Aim of the exercise – Copy each line of the records that includes "HitPaw".

Material for the task –
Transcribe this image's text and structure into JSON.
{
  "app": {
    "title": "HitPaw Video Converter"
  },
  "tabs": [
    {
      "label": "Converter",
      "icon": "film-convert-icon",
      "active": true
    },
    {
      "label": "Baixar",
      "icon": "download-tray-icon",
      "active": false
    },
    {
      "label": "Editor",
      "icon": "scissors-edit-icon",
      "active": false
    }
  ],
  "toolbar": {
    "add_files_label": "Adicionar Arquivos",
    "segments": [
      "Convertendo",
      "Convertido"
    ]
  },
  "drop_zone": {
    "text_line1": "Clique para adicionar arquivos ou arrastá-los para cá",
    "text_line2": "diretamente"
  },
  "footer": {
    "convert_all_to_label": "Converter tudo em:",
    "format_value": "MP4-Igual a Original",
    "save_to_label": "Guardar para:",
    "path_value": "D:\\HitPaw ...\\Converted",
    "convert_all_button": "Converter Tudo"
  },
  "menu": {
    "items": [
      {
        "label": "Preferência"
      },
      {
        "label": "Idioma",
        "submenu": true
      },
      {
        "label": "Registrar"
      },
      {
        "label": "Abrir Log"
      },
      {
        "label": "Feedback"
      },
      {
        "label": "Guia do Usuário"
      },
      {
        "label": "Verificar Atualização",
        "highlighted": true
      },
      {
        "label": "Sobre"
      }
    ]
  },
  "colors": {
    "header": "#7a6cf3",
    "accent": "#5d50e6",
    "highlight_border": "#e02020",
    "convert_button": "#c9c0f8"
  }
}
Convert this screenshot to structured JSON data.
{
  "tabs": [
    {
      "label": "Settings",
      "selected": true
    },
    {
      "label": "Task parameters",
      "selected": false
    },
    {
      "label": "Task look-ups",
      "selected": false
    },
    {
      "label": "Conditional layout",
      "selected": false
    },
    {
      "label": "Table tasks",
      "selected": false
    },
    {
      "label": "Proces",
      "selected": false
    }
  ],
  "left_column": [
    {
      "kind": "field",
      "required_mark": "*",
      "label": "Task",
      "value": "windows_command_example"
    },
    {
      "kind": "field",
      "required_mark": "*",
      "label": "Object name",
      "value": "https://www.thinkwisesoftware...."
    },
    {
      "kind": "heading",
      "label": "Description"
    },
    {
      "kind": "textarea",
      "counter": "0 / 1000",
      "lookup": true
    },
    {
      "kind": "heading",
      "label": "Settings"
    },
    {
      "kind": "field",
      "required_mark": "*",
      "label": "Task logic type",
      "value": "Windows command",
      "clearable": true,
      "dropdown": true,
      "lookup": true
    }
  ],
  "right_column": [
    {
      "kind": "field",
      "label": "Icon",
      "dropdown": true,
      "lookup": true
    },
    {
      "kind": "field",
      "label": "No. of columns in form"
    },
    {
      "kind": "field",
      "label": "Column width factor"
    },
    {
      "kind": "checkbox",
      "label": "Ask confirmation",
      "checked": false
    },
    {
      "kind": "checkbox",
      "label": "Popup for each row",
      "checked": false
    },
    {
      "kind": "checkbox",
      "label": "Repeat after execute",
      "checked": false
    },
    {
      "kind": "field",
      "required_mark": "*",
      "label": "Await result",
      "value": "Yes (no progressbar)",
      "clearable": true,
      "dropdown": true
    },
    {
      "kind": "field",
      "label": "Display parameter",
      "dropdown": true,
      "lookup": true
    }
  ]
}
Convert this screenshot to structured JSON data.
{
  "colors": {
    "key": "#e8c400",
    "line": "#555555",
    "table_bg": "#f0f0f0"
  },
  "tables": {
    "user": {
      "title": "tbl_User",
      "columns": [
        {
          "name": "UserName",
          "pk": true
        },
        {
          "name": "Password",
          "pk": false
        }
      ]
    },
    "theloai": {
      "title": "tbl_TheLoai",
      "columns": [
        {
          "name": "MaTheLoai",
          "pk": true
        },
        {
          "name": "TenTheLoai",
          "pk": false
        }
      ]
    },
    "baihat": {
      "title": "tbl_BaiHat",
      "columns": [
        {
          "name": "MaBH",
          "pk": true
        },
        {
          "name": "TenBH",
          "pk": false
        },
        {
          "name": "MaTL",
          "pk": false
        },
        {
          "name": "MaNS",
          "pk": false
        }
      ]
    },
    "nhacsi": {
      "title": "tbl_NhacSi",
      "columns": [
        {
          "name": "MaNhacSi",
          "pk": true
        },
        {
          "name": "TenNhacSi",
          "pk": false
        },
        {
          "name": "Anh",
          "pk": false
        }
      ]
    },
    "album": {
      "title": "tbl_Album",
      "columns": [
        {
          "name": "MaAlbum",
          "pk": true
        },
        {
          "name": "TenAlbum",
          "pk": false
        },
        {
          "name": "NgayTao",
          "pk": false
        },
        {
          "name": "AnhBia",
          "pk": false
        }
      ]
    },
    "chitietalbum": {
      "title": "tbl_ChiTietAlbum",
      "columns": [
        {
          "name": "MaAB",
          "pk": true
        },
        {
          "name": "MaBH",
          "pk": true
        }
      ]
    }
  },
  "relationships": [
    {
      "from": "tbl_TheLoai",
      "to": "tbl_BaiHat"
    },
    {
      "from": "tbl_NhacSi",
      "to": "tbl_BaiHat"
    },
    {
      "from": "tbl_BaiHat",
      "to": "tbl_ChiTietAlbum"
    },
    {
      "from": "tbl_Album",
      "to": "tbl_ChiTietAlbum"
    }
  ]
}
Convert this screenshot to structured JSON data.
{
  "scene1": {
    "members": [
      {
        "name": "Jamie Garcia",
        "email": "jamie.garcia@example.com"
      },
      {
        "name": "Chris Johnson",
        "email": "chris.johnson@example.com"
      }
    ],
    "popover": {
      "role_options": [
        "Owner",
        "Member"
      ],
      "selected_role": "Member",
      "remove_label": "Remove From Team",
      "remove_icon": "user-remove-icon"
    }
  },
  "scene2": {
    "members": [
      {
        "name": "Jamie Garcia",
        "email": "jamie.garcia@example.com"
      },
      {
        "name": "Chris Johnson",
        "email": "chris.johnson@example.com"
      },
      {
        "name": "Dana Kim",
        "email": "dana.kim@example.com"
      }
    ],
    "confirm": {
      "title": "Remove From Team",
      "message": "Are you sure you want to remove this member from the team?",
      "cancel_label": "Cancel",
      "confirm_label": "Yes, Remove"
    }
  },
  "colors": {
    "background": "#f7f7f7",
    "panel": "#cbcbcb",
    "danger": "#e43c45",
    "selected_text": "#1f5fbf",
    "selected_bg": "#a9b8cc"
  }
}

Response for this exercise –
    "title": "HitPaw Video Converter"
    "path_value": "D:\\HitPaw ...\\Converted",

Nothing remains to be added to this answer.